From my own experience in Uzbekistan in 2005, I can speak to personally hearing the city of Shymkent (or Chimkent, in Uzbek language) spoken of in lavish terms, being the city of market and commercial possibilities a short drive north of Uzbekistan’s much larger city and capital of Tashkent. Shymkent remains “wild” for many of Kazakhstan’s citizens, yet its economic successes and rise in power are undeniable, even to those who find it unsavory. Taraz, Taldykorgan, Aktobe, Atyrau – to name but a few – have all grown enormously in wealth and development since the 1980s. At that time, one might have mistaken downtown Navoiy or Angren in the Uzbek SSR with Atyrau or Aktobe. That is to say, those cities created and settled largely during the Soviet regime. Other, older cities of Kazakhstan that survived with large indigenous populations have remained the least changed – Turkestan, the ‘old town’ inside Shymkent, and my own ‘second home’ of Sayram. These are the cities that also have shown the most difficult with regards to seamlessly merging them with the post-independence version of Kazakhstan’s history.

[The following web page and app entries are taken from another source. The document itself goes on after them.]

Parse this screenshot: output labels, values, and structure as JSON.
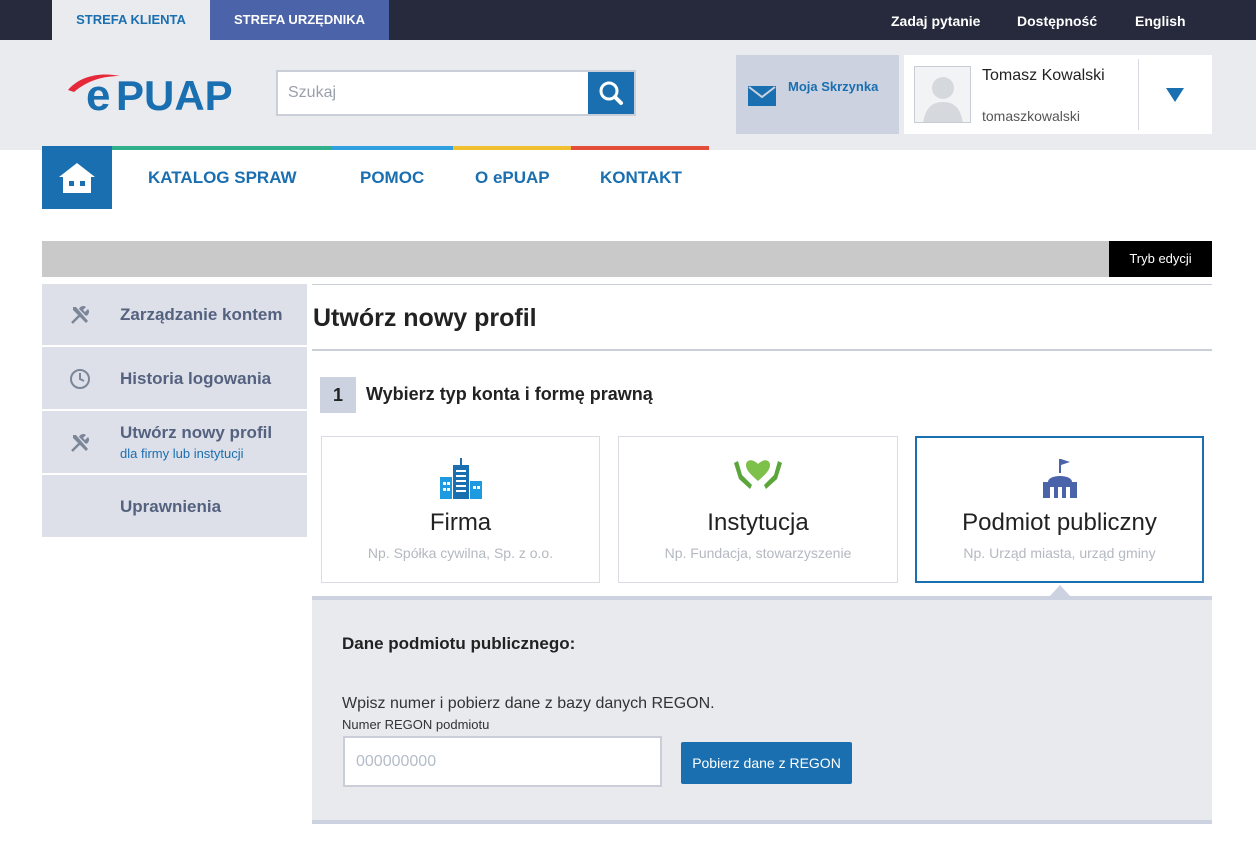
{
  "topbar": {
    "tab_client": "STREFA KLIENTA",
    "tab_official": "STREFA URZĘDNIKA",
    "ask_question": "Zadaj pytanie",
    "accessibility": "Dostępność",
    "language": "English"
  },
  "header": {
    "logo_text": "ePUAP",
    "search_placeholder": "Szukaj",
    "inbox_label": "Moja Skrzynka",
    "user_name": "Tomasz Kowalski",
    "user_login": "tomaszkowalski"
  },
  "nav": {
    "items": [
      "KATALOG SPRAW",
      "POMOC",
      "O ePUAP",
      "KONTAKT"
    ]
  },
  "edit_mode_label": "Tryb edycji",
  "sidebar": {
    "items": [
      {
        "label": "Zarządzanie kontem",
        "icon": "tools-icon"
      },
      {
        "label": "Historia logowania",
        "icon": "clock-icon"
      },
      {
        "label": "Utwórz nowy profil",
        "sublabel": "dla firmy lub instytucji",
        "icon": "tools-icon"
      },
      {
        "label": "Uprawnienia"
      }
    ]
  },
  "main": {
    "title": "Utwórz nowy profil",
    "step_number": "1",
    "step_title": "Wybierz typ konta i formę prawną",
    "cards": [
      {
        "title": "Firma",
        "subtitle": "Np. Spółka cywilna, Sp. z o.o.",
        "icon": "buildings-icon",
        "selected": false
      },
      {
        "title": "Instytucja",
        "subtitle": "Np. Fundacja, stowarzyszenie",
        "icon": "heart-hands-icon",
        "selected": false
      },
      {
        "title": "Podmiot publiczny",
        "subtitle": "Np. Urząd miasta, urząd gminy",
        "icon": "public-building-icon",
        "selected": true
      }
    ],
    "panel": {
      "heading": "Dane podmiotu publicznego:",
      "instruction": "Wpisz numer i pobierz dane z bazy danych REGON.",
      "field_label": "Numer REGON podmiotu",
      "field_placeholder": "000000000",
      "button_label": "Pobierz dane z REGON"
    }
  },
  "colors": {
    "primary": "#1a6fb0",
    "topbar": "#262a3c",
    "official_tab": "#4b63a8",
    "strip": [
      "#2fb08a",
      "#2f9fe0",
      "#f0c030",
      "#e54d3b"
    ]
  }
}
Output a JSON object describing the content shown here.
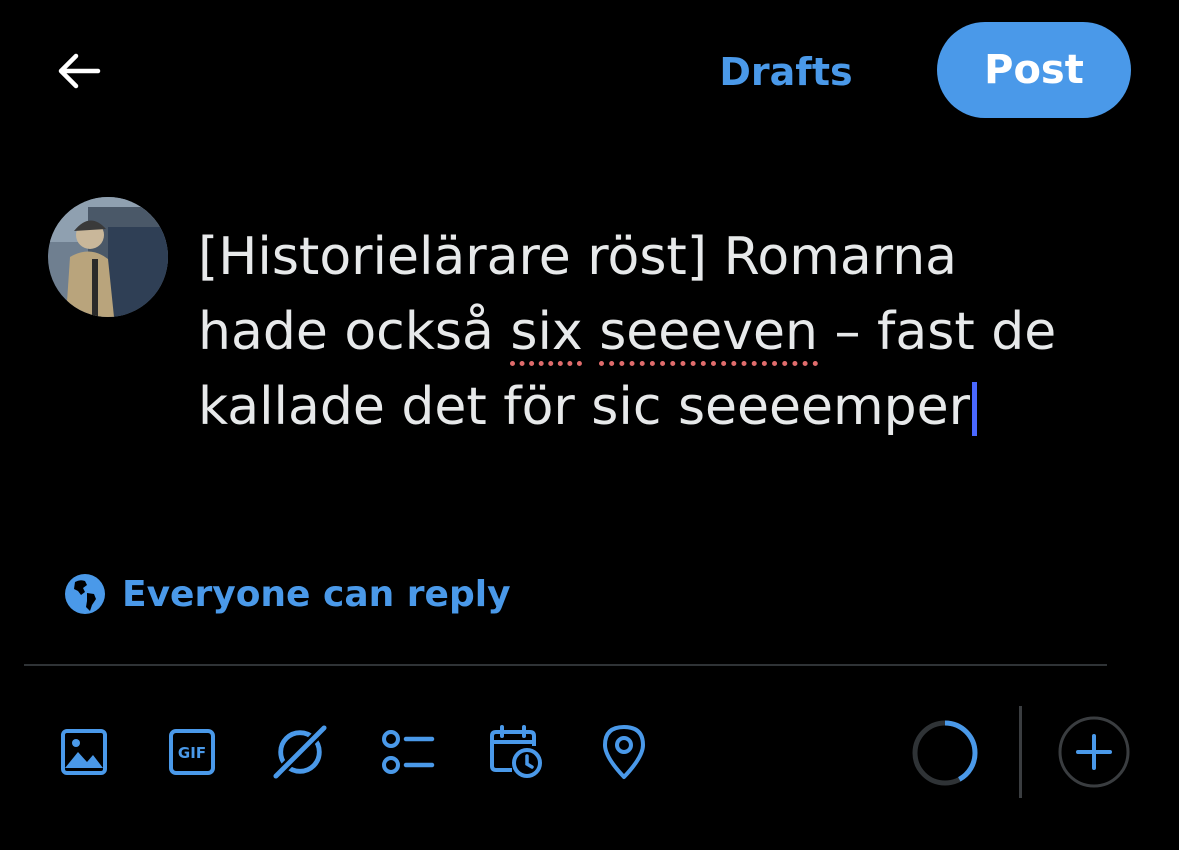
{
  "header": {
    "back_icon": "arrow-left-icon",
    "drafts_label": "Drafts",
    "post_label": "Post"
  },
  "composer": {
    "text_before": "[Historielärare röst] Romarna\nhade också ",
    "misspelled_1": "six",
    "text_middle": " ",
    "misspelled_2": "seeeven",
    "text_after": " – fast de\nkallade det för sic seeeemper"
  },
  "reply_setting": {
    "icon": "globe-icon",
    "label": "Everyone can reply"
  },
  "toolbar": {
    "items": [
      {
        "icon": "image-icon"
      },
      {
        "icon": "gif-icon",
        "label": "GIF"
      },
      {
        "icon": "grok-icon"
      },
      {
        "icon": "poll-icon"
      },
      {
        "icon": "schedule-icon"
      },
      {
        "icon": "location-icon"
      }
    ],
    "character_progress": 0.42,
    "add_icon": "plus-icon"
  },
  "colors": {
    "accent": "#4a99e9",
    "background": "#000000",
    "text": "#e7e9ea",
    "caret": "#4a68ff",
    "spellcheck": "#e06c6c"
  }
}
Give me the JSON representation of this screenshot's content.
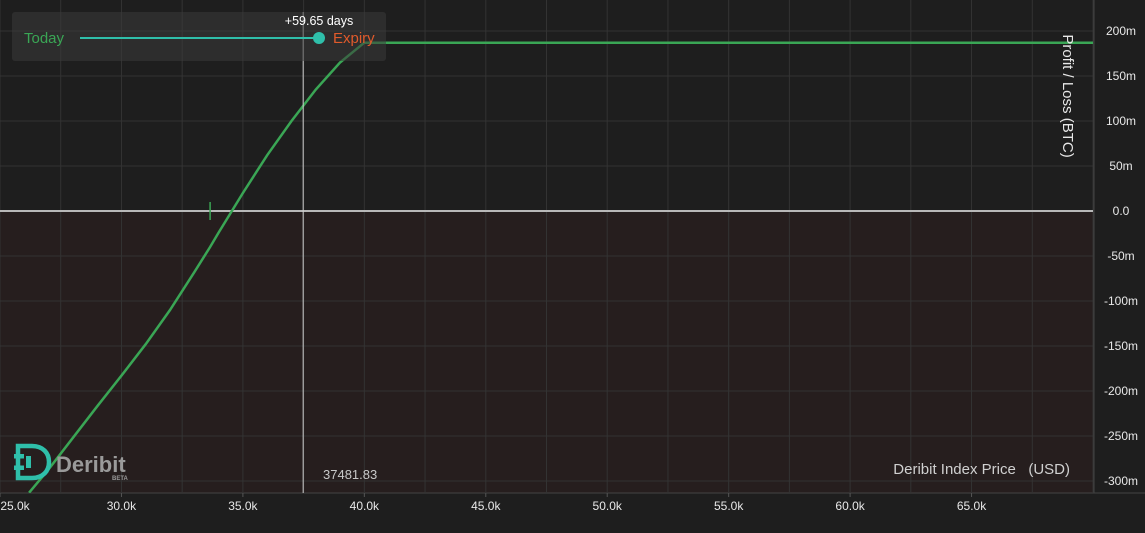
{
  "chart_data": {
    "type": "line",
    "title": "",
    "xlabel": "Deribit Index Price   (USD)",
    "ylabel": "Profit / Loss   (BTC)",
    "xlim": [
      25000,
      70000
    ],
    "ylim": [
      -300,
      200
    ],
    "x_ticks": [
      25000,
      30000,
      35000,
      40000,
      45000,
      50000,
      55000,
      60000,
      65000
    ],
    "x_tick_labels": [
      "25.0k",
      "30.0k",
      "35.0k",
      "40.0k",
      "45.0k",
      "50.0k",
      "55.0k",
      "60.0k",
      "65.0k"
    ],
    "y_ticks": [
      200,
      150,
      100,
      50,
      0,
      -50,
      -100,
      -150,
      -200,
      -250,
      -300
    ],
    "y_tick_labels": [
      "200m",
      "150m",
      "100m",
      "50m",
      "0.0",
      "-50m",
      "-100m",
      "-150m",
      "-200m",
      "-250m",
      "-300m"
    ],
    "y_unit_note": "values in mBTC",
    "grid": true,
    "legend_placement": "top-left",
    "series": [
      {
        "name": "Today",
        "color": "#2fbfaa",
        "x": [],
        "y": []
      },
      {
        "name": "Expiry",
        "color": "#3aa655",
        "x": [
          26200,
          27000,
          28000,
          29000,
          30000,
          31000,
          32000,
          33000,
          33650,
          34000,
          35000,
          36000,
          37000,
          38000,
          39000,
          40000,
          41000,
          50000,
          60000,
          70000
        ],
        "y": [
          -313,
          -287,
          -252,
          -217,
          -183,
          -148,
          -110,
          -68,
          -40,
          -24,
          20,
          62,
          100,
          135,
          165,
          187,
          187,
          187,
          187,
          187
        ]
      }
    ],
    "annotations": {
      "days_label": "+59.65 days",
      "crosshair_x": 37481.83,
      "crosshair_label": "37481.83",
      "break_even_x": 33650
    }
  },
  "legend": {
    "today_label": "Today",
    "expiry_label": "Expiry",
    "days_label": "+59.65 days"
  },
  "branding": {
    "name": "Deribit",
    "tag": "BETA",
    "logo_icon": "deribit-d-logo-icon"
  },
  "colors": {
    "background": "#1e1e1e",
    "loss_background": "#261e1e",
    "grid": "#333333",
    "zero_line": "#b8b8b8",
    "expiry_line": "#3aa655",
    "today_line": "#2fbfaa",
    "expiry_label": "#e05a2b",
    "axis_text": "#e8e8e8",
    "logo": "#2fbfaa"
  }
}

This retrospective is united by a common thread – the power of Nursultan Nazarbayev. Has the President and Father of Kazakhstan created something sustainable? I have no idea, but many opinions. It seems likely that as long as Kazakhstan maintains its economic potential, it will retain its political and other advantages over its neighbors to the south. At the same, its northern and eastern neighbors of power are likely to grow their own investments and interests in the region. I will not be surprised if a future president of Kazakhstan is as fluent in Chinese as he is in Russian and Kazakh. I will be surprised if that person is not male and not Kazakh.